Job crafting, of course, has its limits. You can’t just stop doing the task you were hired to do while you experiment with different career options. And it’s possible your company won’t have the resources to help you implement your lofty ideas no matter how great they are. That’s why it’s important to be open about the process. To get ‘buy in’ for your job crafting ideas, you have to focus on ways to get what you want that also create value for the organization. You also have to build trust with others, especially your supervisor, then direct your efforts toward the people who are most likely to accommodate you. Your manager may even be able to help you identify opportunities for redistributing tasks in complementary ways. After all, your dreaded assignment may be your coworker’s dream opportunity, or vice versa.
No amount of crafting will allow you to create the perfect job (as if such a thing existed anyway) when you’re starting from a position that’s just totally wrong for you.

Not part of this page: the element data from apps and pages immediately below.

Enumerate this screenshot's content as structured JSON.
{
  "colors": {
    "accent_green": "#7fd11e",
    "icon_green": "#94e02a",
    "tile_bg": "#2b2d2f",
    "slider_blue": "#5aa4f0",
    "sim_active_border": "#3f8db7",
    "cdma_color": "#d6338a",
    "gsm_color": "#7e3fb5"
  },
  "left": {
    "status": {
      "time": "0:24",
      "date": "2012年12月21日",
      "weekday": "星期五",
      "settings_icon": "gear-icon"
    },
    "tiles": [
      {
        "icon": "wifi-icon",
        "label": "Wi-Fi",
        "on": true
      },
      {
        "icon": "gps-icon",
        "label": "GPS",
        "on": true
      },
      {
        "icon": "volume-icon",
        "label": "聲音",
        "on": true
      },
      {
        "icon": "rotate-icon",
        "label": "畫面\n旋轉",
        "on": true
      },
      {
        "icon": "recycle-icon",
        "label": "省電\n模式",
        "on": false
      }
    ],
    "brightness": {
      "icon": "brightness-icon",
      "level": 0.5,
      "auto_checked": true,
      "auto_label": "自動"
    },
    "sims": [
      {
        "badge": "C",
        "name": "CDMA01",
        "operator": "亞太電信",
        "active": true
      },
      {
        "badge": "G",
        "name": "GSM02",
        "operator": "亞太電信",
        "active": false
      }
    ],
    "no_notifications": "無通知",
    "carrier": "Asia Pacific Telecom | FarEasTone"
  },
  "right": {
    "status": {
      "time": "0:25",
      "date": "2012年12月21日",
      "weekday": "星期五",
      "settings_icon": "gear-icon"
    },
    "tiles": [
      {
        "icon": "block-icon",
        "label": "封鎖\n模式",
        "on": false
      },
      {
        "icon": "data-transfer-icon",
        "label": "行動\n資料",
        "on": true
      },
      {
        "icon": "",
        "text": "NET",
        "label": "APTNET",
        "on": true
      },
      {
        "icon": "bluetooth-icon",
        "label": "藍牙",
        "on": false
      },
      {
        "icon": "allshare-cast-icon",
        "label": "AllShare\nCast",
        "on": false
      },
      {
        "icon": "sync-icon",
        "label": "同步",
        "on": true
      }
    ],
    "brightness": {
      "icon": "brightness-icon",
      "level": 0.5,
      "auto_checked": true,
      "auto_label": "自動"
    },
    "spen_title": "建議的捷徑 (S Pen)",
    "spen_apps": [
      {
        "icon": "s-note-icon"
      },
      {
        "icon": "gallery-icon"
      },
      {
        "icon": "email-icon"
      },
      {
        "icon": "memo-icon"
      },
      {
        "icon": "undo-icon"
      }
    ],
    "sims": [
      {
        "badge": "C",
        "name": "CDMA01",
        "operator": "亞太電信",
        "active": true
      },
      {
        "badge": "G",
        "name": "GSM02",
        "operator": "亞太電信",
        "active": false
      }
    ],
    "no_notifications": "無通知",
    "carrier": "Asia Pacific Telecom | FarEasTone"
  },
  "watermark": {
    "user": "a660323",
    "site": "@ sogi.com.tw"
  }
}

Job crafting was never going to make me happy, for instance, as a technical writer in New Zealand, no matter how much I tweaked my situation. Which is yet again is why it is so important to Show Up to all your emotions, and learn from the negatives as well as the positives. By being emotionally agile, we can use the wrong job to gain the perspective, skills, and connections necessary to get to the right job. In the meantime, we can use emotional agility to make the most, every day, of the job we have now. That’s how we make sure that we’re not just making a living, but truly living.
Excerpted from EMOTIONAL AGILITY by arrangement with Avery Books, a member of Penguin Group (USA) LLC, A Penguin Random House Company. Copyright © 2016, Susan David PhD.
This article was originally published on March 17, 2017.
This segment aired on March 17, 2017.